“You a pretty little thing.” His hairy-knuckled hand slid across the counter. “Probably cost more than I got. But maybe we cut Roman out of the deal.”

Kitten could handle this guy. She handled men like him all the time. Her brows quirked up in a flirtation. “Maybe we can. But later.”

“Later?” He licked his lips.

“Sure, baby. I got a customer meeting me right now, but I’ll be back at noon. Will you be here?”

“For you, little lady, I’ll make sure I am.” She winked, spun around, and sashayed out the door.

Once outside, she hurried to the dark side of the building. She leaned against the wall, burying her shaking hands between her knees. She had to be more careful. When headlights from a lone car approached, she prayed, prayed it was the lady, but this car didn’t look familiar. What if the lady changed her mind? What if she didn’t come?

But she would. She had promised. Kitten sat cross-legged on the grass and retrieve

d the cell phone from her knapsack. She pressed the lady’s number. Nobody answered.

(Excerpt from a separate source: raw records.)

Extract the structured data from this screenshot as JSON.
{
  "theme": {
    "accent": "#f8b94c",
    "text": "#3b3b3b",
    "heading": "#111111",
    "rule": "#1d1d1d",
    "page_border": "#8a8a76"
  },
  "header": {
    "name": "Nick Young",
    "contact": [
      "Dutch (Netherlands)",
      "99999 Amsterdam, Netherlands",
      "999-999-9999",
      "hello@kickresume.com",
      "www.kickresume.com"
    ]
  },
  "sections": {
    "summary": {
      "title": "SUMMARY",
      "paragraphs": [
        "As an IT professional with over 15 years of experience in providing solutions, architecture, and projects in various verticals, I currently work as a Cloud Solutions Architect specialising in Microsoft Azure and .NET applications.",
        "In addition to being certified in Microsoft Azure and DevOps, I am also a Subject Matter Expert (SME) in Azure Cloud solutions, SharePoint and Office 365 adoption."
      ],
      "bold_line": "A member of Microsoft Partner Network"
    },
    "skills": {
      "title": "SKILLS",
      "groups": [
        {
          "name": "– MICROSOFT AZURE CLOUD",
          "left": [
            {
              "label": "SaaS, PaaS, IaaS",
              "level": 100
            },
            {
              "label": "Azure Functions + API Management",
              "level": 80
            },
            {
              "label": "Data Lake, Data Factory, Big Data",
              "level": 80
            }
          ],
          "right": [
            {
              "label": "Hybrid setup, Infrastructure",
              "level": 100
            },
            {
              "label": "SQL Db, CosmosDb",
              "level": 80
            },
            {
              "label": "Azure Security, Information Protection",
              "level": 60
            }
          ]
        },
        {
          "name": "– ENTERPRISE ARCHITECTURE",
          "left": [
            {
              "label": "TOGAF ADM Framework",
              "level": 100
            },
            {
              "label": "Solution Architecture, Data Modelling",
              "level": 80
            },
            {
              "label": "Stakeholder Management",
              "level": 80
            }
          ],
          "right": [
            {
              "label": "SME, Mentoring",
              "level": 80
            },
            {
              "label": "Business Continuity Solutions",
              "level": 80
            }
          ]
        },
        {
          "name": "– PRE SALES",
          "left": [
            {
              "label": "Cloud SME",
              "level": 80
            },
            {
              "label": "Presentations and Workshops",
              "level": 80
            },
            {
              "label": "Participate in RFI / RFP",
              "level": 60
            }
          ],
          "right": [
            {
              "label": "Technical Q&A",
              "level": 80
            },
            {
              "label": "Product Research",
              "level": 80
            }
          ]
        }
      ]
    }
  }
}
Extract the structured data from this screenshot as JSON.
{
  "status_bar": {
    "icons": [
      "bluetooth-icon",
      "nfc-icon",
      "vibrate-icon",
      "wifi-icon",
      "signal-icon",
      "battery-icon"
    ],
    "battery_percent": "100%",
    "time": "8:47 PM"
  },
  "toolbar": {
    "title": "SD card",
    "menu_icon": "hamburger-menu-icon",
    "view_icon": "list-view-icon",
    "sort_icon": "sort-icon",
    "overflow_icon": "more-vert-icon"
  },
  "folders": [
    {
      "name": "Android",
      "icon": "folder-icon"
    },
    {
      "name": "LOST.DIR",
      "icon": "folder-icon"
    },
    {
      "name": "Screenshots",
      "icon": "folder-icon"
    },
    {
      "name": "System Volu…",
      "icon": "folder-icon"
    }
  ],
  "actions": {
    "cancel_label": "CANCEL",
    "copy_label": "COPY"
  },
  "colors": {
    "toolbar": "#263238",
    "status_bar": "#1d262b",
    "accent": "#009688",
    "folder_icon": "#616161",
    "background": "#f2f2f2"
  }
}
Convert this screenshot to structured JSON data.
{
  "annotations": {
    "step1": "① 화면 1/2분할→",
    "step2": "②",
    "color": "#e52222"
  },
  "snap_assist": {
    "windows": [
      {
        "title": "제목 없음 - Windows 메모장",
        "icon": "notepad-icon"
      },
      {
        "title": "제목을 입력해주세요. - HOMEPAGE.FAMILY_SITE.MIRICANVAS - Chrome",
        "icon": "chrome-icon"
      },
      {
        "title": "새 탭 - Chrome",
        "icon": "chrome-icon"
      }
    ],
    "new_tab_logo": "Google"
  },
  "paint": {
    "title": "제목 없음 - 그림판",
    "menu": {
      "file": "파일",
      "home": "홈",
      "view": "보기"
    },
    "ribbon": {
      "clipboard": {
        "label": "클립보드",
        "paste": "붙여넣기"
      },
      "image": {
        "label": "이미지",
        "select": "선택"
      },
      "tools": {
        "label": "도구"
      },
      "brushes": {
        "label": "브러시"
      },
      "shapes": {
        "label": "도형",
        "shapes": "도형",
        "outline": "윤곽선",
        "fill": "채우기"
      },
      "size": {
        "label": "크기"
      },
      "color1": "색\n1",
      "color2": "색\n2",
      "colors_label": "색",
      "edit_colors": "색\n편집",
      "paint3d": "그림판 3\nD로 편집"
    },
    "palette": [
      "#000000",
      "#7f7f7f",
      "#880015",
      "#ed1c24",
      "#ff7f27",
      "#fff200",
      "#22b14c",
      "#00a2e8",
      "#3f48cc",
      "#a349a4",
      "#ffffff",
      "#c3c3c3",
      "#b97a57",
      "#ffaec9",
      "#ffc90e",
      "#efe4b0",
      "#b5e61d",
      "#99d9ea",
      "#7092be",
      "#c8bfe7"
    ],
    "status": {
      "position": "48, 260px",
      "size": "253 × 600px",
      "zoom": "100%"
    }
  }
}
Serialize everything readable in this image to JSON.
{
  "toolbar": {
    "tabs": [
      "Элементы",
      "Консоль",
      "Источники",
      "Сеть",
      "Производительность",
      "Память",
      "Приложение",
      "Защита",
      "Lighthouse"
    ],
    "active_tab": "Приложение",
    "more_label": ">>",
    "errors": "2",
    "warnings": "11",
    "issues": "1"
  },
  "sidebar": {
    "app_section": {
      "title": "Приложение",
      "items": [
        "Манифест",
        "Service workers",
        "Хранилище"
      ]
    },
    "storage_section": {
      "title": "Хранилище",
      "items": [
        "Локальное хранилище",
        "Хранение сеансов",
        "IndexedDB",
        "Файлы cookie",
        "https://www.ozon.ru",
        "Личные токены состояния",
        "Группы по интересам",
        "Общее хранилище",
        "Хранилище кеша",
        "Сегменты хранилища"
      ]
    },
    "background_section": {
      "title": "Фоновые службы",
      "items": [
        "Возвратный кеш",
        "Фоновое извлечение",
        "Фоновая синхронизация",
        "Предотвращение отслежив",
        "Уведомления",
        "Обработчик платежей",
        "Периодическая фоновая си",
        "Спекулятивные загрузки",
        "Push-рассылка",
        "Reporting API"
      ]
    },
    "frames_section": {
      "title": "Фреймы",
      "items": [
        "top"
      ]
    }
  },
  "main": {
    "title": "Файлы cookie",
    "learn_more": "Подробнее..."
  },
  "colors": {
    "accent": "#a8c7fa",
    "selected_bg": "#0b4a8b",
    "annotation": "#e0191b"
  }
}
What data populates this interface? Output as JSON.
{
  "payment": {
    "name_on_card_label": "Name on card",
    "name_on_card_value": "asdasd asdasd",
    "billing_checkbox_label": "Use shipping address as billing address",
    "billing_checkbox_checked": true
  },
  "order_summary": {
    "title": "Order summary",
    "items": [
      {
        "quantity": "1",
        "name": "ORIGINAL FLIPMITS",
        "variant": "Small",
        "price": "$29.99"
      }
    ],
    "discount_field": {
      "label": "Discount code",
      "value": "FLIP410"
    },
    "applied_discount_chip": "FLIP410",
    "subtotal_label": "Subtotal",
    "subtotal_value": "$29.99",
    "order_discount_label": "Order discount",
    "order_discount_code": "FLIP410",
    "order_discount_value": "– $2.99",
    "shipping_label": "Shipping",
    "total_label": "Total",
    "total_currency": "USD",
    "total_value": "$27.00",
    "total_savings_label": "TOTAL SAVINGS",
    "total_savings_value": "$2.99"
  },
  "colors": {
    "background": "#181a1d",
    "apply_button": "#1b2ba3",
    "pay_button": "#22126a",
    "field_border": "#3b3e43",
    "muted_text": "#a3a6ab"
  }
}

Maybe she’s on her way and doesn’t want to use the phone. Safer that way. Kitten could be patient.

A man climbed from the shiny silver car and opened the gas tank. Kitten unscrewed the top from her water bottle and downed a third. The Snickers bar went into the knapsack; fear and dread had taken away her hunger.

Her head bumped back against the brick. How long had she been in this hellhole? A year? Longer? Time had a different meaning now.

Up the road, Kitten spotted two cars approaching. Finally, enough light splashed across the road that she could see that the second one was dark—maybe gray. That could be her. Kitten stuck the water bottle in a pocket of her pack and stood, brushing bits of dirt from the back of her shorts. She’d dash to the car and slam the door. She’d lie down in the seat so nobody could spot her. She’d imagine Brandon and the possibility she might see him again as the lady drove her away.

She’d breathe in, for the first time in so long, real freedom.



Carla Damron discusses working with a manuscript consultant on her novel THE ORCHID TATTOO, which is now in print and has won numerous awards.Carla Damron is a social worker and author whose last novel, The Orchid Tattoo, garnered four literary awards, including the 2023 NIEA Award for suspense. Her book The Stone Necklace won the 2017 WFWA Star award. Damron authors the Caleb Knowles mysteries; the fourth in this series, Justice Be Done, was just released. Damron’s careers of social worker and writer are intricately intertwined; all her novels explore social issues like human trafficking, addiction, and mental illness.

Photographer: Bradford Lee Photos